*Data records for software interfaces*
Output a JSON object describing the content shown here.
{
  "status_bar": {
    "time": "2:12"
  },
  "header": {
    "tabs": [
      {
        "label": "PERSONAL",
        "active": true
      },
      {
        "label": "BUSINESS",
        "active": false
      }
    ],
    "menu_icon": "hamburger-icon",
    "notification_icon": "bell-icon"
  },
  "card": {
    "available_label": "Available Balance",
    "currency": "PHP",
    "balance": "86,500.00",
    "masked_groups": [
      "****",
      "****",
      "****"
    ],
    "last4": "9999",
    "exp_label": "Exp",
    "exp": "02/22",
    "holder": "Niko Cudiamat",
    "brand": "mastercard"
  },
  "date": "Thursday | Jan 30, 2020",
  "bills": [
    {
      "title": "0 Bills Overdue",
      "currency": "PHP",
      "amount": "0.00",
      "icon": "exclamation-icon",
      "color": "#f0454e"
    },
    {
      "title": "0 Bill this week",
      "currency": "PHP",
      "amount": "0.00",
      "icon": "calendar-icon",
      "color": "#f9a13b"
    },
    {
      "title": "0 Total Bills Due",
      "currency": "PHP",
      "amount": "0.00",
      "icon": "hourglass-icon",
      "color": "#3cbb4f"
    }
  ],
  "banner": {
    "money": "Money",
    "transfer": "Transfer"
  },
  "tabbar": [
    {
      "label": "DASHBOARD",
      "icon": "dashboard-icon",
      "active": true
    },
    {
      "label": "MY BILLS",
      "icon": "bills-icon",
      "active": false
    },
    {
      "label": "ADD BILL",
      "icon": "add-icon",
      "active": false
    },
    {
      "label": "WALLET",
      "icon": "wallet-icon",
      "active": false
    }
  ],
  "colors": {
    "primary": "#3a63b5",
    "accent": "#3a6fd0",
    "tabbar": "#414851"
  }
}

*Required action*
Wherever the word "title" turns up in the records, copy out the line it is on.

*Expected answer*
      "title": "0 Bills Overdue",
      "title": "0 Bill this week",
      "title": "0 Total Bills Due",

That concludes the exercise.